_Assigned task_:
Wherever the string "title" appears in a line of the listing below, report that line.

_Data for this task_:
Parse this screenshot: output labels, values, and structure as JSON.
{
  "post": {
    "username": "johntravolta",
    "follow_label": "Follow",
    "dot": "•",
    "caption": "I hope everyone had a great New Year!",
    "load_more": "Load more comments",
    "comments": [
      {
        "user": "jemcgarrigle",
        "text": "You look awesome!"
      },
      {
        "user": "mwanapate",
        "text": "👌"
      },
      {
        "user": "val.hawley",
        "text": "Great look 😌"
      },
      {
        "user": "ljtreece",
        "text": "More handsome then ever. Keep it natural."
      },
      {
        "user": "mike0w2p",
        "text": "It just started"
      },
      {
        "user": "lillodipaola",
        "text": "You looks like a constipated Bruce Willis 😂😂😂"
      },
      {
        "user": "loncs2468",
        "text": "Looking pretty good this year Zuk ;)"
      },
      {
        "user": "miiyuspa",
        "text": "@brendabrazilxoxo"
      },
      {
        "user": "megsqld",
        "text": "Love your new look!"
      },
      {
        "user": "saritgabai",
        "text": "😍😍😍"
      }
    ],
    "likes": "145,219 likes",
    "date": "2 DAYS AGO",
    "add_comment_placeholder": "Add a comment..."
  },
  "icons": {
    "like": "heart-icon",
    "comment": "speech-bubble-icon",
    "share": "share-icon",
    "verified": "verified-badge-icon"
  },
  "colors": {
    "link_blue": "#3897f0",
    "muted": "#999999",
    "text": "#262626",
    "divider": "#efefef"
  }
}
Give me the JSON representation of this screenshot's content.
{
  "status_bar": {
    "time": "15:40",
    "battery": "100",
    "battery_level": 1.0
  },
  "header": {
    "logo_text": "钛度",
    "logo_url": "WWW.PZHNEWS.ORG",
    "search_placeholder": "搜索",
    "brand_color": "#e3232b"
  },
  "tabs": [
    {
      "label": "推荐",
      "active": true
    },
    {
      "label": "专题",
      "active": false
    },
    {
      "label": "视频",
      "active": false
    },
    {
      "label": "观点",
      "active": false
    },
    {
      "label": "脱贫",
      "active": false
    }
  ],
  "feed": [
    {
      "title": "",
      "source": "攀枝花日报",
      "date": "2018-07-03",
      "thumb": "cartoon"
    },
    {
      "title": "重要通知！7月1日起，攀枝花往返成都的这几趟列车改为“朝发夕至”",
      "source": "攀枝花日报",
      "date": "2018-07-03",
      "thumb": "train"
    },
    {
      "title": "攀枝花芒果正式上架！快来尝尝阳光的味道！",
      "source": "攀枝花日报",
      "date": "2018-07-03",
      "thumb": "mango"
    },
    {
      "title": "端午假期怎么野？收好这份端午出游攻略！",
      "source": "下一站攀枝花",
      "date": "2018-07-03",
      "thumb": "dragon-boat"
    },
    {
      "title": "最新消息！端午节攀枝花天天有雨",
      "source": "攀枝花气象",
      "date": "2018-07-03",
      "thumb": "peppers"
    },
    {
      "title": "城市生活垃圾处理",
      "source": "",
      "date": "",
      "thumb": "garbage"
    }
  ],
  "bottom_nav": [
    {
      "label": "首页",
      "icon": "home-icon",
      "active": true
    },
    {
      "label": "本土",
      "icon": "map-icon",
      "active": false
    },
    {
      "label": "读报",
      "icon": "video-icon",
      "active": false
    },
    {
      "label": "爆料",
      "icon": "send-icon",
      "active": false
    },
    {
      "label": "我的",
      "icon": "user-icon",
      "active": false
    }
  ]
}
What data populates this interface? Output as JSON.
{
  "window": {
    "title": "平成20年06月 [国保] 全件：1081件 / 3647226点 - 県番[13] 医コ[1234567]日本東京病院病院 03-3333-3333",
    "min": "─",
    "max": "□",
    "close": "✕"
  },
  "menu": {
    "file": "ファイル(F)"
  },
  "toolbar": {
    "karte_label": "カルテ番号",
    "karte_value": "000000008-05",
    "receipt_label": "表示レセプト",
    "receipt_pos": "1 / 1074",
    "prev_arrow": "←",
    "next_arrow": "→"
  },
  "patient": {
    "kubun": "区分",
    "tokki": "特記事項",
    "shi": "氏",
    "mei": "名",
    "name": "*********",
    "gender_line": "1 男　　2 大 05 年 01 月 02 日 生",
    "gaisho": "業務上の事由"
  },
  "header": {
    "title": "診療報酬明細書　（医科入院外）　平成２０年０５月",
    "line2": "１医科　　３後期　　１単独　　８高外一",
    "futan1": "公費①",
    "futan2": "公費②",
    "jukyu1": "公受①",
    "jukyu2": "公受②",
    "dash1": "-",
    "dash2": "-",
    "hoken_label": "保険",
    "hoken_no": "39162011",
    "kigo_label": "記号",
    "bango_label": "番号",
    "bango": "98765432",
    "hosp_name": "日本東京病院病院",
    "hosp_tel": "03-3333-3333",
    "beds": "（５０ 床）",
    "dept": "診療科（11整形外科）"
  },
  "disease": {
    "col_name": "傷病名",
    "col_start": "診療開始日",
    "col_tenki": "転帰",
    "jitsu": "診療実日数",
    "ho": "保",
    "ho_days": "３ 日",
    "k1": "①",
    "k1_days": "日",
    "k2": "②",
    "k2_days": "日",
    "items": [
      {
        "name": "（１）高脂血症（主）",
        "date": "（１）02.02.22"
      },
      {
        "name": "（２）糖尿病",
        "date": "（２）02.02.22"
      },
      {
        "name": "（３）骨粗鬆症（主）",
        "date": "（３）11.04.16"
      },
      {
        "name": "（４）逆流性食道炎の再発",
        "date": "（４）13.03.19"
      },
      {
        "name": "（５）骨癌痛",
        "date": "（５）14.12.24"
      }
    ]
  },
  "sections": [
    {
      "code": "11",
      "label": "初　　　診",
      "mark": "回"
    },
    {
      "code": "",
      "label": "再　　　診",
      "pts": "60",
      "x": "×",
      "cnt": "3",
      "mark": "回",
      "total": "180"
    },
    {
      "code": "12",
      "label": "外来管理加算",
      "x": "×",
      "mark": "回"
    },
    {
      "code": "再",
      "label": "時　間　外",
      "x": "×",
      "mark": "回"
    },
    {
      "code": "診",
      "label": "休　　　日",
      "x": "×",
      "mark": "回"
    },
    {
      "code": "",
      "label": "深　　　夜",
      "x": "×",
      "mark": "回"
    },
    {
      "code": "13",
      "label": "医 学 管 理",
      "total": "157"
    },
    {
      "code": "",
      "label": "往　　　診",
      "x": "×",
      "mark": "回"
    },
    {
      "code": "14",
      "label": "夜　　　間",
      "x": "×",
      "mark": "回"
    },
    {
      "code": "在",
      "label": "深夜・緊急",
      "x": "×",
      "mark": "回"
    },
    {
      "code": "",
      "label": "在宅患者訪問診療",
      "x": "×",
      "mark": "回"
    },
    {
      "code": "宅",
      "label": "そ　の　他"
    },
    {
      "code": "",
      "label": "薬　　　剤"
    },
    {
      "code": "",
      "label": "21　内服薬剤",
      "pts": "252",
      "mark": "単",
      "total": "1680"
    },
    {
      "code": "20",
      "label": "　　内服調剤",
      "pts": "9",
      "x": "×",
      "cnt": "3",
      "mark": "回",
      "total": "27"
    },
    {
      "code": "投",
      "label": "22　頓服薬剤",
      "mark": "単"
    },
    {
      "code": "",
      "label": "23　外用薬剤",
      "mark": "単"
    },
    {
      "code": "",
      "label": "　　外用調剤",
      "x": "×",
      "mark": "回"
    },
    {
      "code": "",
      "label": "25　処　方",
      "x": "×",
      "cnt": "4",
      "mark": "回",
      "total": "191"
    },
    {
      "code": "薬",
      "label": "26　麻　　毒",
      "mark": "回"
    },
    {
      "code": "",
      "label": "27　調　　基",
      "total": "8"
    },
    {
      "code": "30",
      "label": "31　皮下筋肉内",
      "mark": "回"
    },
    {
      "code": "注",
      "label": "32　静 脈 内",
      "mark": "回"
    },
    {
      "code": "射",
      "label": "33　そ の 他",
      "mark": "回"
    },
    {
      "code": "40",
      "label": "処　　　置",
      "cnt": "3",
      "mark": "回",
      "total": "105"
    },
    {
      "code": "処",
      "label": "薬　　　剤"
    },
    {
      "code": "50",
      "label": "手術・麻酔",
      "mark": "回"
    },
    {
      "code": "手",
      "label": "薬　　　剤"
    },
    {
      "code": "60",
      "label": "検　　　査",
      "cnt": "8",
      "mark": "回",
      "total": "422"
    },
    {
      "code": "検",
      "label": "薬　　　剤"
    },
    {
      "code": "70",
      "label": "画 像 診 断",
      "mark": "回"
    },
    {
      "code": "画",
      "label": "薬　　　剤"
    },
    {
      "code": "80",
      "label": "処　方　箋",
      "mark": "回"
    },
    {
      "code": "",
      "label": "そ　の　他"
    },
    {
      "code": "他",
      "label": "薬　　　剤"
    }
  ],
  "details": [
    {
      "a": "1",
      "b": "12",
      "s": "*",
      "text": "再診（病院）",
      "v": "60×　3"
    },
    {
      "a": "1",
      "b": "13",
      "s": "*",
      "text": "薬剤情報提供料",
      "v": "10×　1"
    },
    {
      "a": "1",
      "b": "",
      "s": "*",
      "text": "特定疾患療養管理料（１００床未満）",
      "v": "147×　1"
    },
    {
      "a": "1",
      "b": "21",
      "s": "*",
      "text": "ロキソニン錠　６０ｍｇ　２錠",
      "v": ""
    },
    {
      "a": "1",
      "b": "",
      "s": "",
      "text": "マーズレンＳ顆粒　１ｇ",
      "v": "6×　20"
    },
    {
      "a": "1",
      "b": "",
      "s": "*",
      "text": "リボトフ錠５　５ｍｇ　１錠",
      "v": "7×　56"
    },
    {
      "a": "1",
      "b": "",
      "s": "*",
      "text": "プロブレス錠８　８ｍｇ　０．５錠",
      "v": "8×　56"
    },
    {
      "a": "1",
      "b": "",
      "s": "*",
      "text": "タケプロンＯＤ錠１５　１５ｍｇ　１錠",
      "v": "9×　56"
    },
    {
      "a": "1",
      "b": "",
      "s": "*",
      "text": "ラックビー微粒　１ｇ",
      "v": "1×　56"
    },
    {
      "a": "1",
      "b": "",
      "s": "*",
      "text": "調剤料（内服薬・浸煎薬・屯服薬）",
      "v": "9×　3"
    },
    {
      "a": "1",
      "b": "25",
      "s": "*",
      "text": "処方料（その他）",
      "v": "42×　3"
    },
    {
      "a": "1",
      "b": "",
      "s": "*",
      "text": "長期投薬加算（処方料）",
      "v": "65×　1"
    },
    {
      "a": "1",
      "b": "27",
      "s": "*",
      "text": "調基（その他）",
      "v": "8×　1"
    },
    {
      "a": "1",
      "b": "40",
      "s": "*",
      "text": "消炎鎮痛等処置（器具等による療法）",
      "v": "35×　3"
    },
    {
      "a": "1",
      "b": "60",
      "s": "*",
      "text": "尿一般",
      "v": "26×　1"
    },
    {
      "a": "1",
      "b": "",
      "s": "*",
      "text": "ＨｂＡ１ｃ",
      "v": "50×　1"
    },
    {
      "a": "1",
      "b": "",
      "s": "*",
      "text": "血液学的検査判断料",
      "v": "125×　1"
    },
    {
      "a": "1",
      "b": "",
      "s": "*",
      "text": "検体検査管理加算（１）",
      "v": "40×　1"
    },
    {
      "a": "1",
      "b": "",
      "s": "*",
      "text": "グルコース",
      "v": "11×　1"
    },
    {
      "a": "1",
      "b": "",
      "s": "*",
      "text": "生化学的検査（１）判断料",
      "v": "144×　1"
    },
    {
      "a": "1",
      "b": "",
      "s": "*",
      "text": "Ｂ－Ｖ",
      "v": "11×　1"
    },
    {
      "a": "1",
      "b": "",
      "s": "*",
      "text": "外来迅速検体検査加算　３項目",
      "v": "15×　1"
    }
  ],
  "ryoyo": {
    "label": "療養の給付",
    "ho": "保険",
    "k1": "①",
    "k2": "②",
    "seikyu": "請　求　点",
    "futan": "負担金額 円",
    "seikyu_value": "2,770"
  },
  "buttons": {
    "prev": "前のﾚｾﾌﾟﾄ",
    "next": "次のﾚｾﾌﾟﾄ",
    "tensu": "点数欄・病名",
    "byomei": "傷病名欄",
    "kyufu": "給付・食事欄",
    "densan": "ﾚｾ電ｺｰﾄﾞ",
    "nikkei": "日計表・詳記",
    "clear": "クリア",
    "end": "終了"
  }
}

_Response for this exercise_:
      "title": "",
      "title": "重要通知！7月1日起，攀枝花往返成都的这几趟列车改为“朝发夕至”",
      "title": "攀枝花芒果正式上架！快来尝尝阳光的味道！",
      "title": "端午假期怎么野？收好这份端午出游攻略！",
      "title": "最新消息！端午节攀枝花天天有雨",
      "title": "城市生活垃圾处理",
    "title": "平成20年06月 [国保] 全件：1081件 / 3647226点 - 県番[13] 医コ[1234567]日本東京病院病院 03-3333-3333",
    "title": "診療報酬明細書　（医科入院外）　平成２０年０５月",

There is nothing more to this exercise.